LA by way of Boston singer-songwriter Murdza mines the jazzy side of pop. Her latest release skips between up-beat, horn-driven pop and acoustic-based ballads. This track sits firmly in the up-beat category, anchored by some mighty fine horns. The real star here, however, is Murdza’s impressive voice, silky with just a touch of huskiness.
Audio Download: Jen Murdza, “Unwind”
Looking Out, Brandi Carlile (from the Columbia Records release Give Up the Ghost)
Carlile is the heir apparent to Roy Orbison, an artist whose songs are as dramatic as her voice. Though her latest release goes heavy on the ballads, a driving beat propels this song.
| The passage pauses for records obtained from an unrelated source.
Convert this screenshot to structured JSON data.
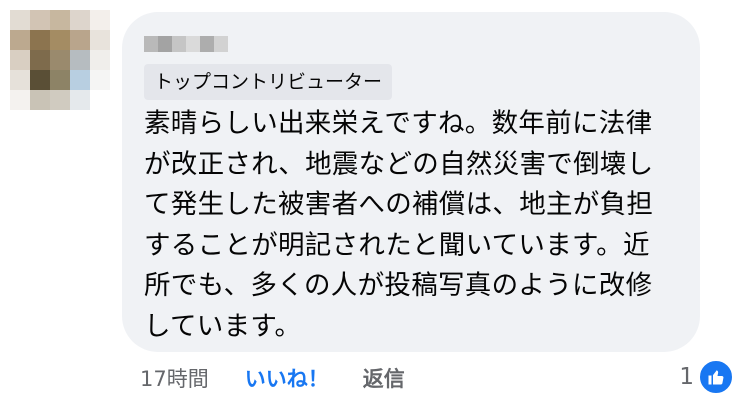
{
  "comment": {
    "badge": "トップコントリビューター",
    "lines": [
      "素晴らしい出来栄えですね。数年前に法律",
      "が改正され、地震などの自然災害で倒壊し",
      "て発生した被害者への補償は、地主が負担",
      "することが明記されたと聞いています。近",
      "所でも、多くの人が投稿写真のように改修",
      "しています。"
    ]
  },
  "actions": {
    "timestamp": "17時間",
    "like_label": "いいね！",
    "reply_label": "返信"
  },
  "reactions": {
    "count": "1",
    "icon": "thumbs-up-icon",
    "color": "#1877f2"
  },
  "colors": {
    "bubble": "#f0f2f5",
    "badge_bg": "#e4e6eb",
    "accent": "#1877f2",
    "muted_text": "#65676b"
  }
}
Carlile’s voice soars as she sings to a lover, “When you feel like giving in and the coming of the end, like your heart can break in two, someone loves you.”
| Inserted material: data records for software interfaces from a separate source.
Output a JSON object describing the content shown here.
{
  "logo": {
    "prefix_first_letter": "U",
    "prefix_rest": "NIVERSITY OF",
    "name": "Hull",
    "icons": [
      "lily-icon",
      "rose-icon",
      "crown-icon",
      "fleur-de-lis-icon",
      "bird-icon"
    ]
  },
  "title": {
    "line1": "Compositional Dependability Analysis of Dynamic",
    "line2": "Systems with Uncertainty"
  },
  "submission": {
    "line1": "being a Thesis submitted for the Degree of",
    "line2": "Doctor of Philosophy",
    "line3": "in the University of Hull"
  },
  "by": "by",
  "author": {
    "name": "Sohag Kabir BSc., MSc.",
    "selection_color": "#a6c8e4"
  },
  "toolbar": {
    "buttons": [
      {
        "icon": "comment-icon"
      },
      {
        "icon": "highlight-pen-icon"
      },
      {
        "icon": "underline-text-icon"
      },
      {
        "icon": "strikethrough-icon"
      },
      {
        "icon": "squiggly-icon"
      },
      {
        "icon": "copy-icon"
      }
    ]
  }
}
Crazy Ever After, The Rescues
Four independent LA singer-songwriters, each with a distinct personality, have banded together to form this melodious quartet. Not surprisingly, the harmonies are thick and luxurious wrapped around a winsome melody.
Someone to Depend On, Darrin James Band (from the Bridge Street Records release The Lovely Ugly Truth)
Brooklyn singer-songwriter has a husky voice that is the perfect companion to his weathered songs. James and band serve up a mix of blues, Southern rock, roots and rock ‘n’ roll. This song tends towards the blues end of the spectrum, delivered with a rock ‘n’ roll flair. And dig those horns!
Audio Download: Darrin James Band, “Someone To Depend On”
Long Way to Go, Liam Finn (from the Yep Roc ep Champagne in Seashells)
On his debut, I’ll Be Lightning, Finn was a veritable one-man band. For his follow-up, he has found a talented co-conspirator in touring partner Eliza Jane Barnes. Together the two create what is best described as challenging pop. They start with a pop melody and wrap it with tantalizing heavy percussion and synthesized sounds.
Say Yes, Langhorne Slim (from the Kemado Records release Be Set Free)
Slim has graduated from his raucous roots origins to a more nuanced and enchanting sound. There’s no better example than this infectious track, complete with piano and strings. “I know sometimes we disagree but I prefer when you say Yes,” sayeth Slim with vast enthusiasm. (And lest anyone think he has forgone his manic edge, don’t miss the crazed intensity of “Cinderella.”)
Audio Download: Langhorne Slim, “Say Yes”
Drop Them Gloves, Paul Westerberg (from the self-released PW & The Ghost Gloves Cat Wing Joy Boys)
Westerberg emerges from an extended hiatus with a short, sharp ep. This raunchy rocker, with its dirty harmonica accompaniment, is Westerberg’s ode to hockey brawls.
Read Part 1 of the Fall Playlist here.
About the author: Mild-mannered corporate executive by day, excitable Twangville denizen by night.